-- Record set follows --

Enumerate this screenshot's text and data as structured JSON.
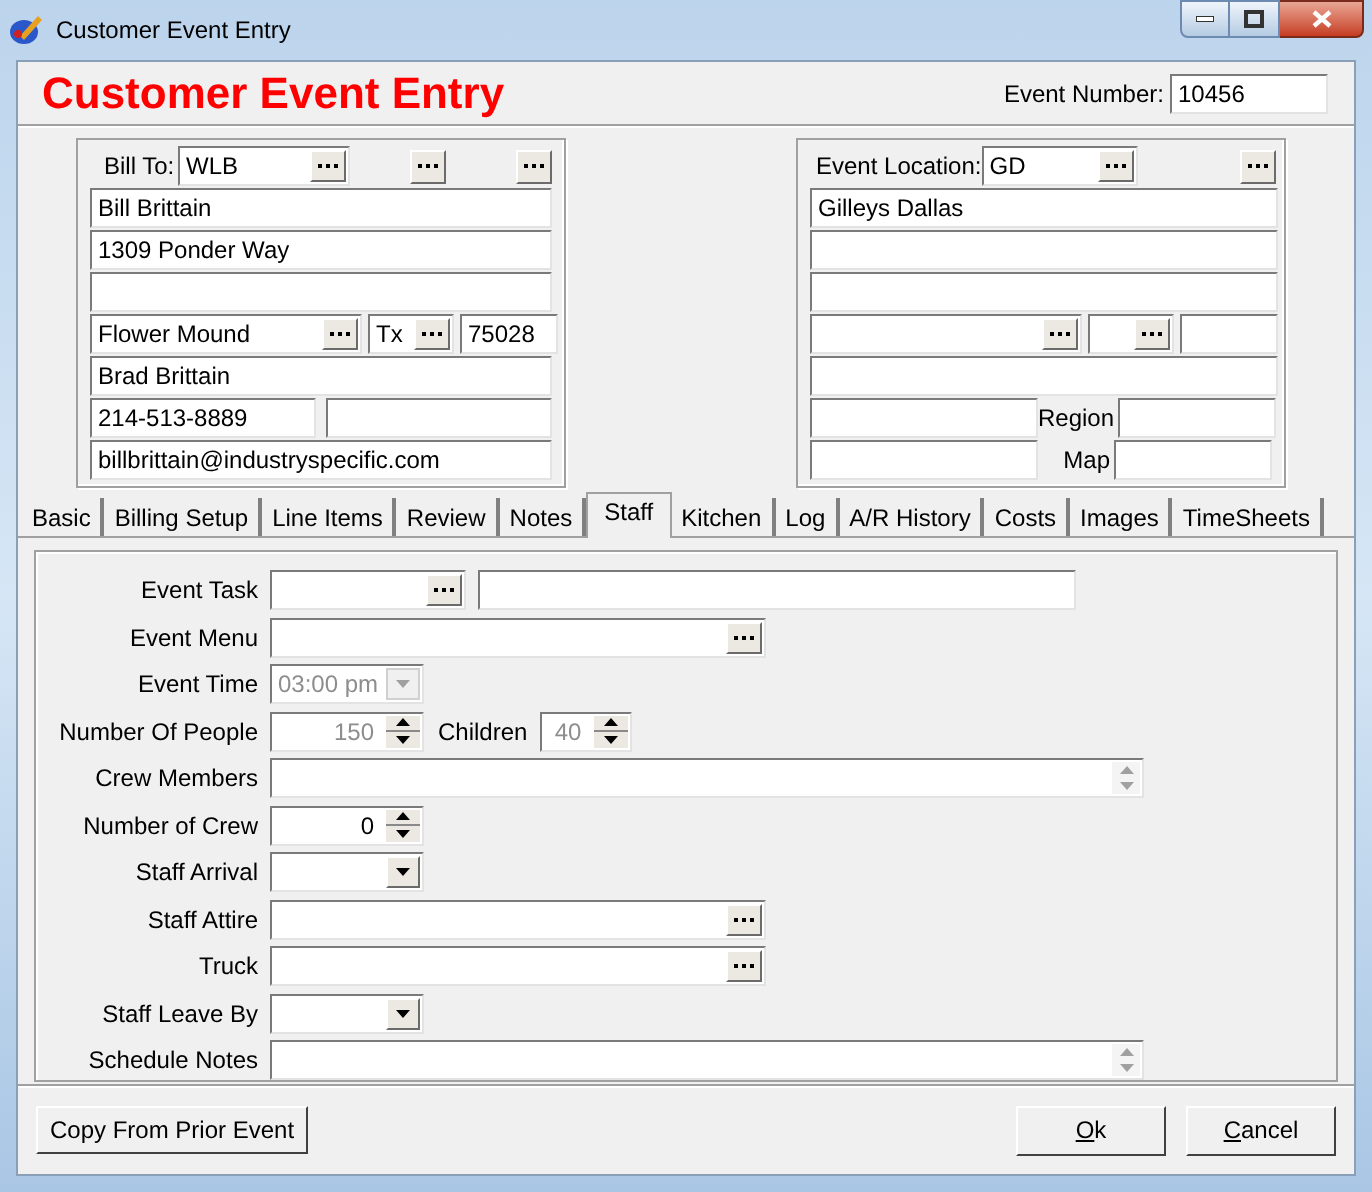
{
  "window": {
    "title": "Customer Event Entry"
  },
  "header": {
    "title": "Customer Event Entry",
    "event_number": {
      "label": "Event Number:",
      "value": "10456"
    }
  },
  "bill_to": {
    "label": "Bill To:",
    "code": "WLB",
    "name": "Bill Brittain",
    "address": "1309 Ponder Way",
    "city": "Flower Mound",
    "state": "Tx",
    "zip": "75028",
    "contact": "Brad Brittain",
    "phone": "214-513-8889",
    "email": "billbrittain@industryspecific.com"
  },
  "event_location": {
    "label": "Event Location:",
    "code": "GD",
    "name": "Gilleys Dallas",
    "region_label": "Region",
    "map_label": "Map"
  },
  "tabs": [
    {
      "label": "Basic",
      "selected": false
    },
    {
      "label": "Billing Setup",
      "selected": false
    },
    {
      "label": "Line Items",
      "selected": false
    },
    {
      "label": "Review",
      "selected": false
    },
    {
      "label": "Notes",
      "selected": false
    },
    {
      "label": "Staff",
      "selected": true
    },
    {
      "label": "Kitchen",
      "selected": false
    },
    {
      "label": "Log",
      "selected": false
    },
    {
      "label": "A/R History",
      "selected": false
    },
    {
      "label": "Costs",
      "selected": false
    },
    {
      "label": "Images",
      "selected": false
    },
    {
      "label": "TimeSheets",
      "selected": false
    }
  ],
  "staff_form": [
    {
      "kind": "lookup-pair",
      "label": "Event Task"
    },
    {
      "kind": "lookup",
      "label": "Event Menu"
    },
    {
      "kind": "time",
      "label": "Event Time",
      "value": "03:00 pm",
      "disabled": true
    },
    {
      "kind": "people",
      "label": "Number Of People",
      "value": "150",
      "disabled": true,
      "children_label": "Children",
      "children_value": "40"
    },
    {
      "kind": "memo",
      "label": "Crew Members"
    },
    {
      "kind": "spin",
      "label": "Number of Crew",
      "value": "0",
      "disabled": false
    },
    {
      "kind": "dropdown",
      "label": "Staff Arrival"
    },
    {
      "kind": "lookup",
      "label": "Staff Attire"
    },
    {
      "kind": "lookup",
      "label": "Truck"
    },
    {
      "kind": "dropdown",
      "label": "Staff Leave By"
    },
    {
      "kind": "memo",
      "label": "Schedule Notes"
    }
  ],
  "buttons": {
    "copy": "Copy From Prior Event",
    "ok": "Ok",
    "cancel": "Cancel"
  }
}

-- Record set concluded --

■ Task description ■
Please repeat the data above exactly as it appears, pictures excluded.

■ Solution for this task ■
Enumerate this screenshot's text and data as structured JSON.
{
  "window": {
    "title": "Customer Event Entry"
  },
  "header": {
    "title": "Customer Event Entry",
    "event_number": {
      "label": "Event Number:",
      "value": "10456"
    }
  },
  "bill_to": {
    "label": "Bill To:",
    "code": "WLB",
    "name": "Bill Brittain",
    "address": "1309 Ponder Way",
    "city": "Flower Mound",
    "state": "Tx",
    "zip": "75028",
    "contact": "Brad Brittain",
    "phone": "214-513-8889",
    "email": "billbrittain@industryspecific.com"
  },
  "event_location": {
    "label": "Event Location:",
    "code": "GD",
    "name": "Gilleys Dallas",
    "region_label": "Region",
    "map_label": "Map"
  },
  "tabs": [
    {
      "label": "Basic",
      "selected": false
    },
    {
      "label": "Billing Setup",
      "selected": false
    },
    {
      "label": "Line Items",
      "selected": false
    },
    {
      "label": "Review",
      "selected": false
    },
    {
      "label": "Notes",
      "selected": false
    },
    {
      "label": "Staff",
      "selected": true
    },
    {
      "label": "Kitchen",
      "selected": false
    },
    {
      "label": "Log",
      "selected": false
    },
    {
      "label": "A/R History",
      "selected": false
    },
    {
      "label": "Costs",
      "selected": false
    },
    {
      "label": "Images",
      "selected": false
    },
    {
      "label": "TimeSheets",
      "selected": false
    }
  ],
  "staff_form": [
    {
      "kind": "lookup-pair",
      "label": "Event Task"
    },
    {
      "kind": "lookup",
      "label": "Event Menu"
    },
    {
      "kind": "time",
      "label": "Event Time",
      "value": "03:00 pm",
      "disabled": true
    },
    {
      "kind": "people",
      "label": "Number Of People",
      "value": "150",
      "disabled": true,
      "children_label": "Children",
      "children_value": "40"
    },
    {
      "kind": "memo",
      "label": "Crew Members"
    },
    {
      "kind": "spin",
      "label": "Number of Crew",
      "value": "0",
      "disabled": false
    },
    {
      "kind": "dropdown",
      "label": "Staff Arrival"
    },
    {
      "kind": "lookup",
      "label": "Staff Attire"
    },
    {
      "kind": "lookup",
      "label": "Truck"
    },
    {
      "kind": "dropdown",
      "label": "Staff Leave By"
    },
    {
      "kind": "memo",
      "label": "Schedule Notes"
    }
  ],
  "buttons": {
    "copy": "Copy From Prior Event",
    "ok": "Ok",
    "cancel": "Cancel"
  }
}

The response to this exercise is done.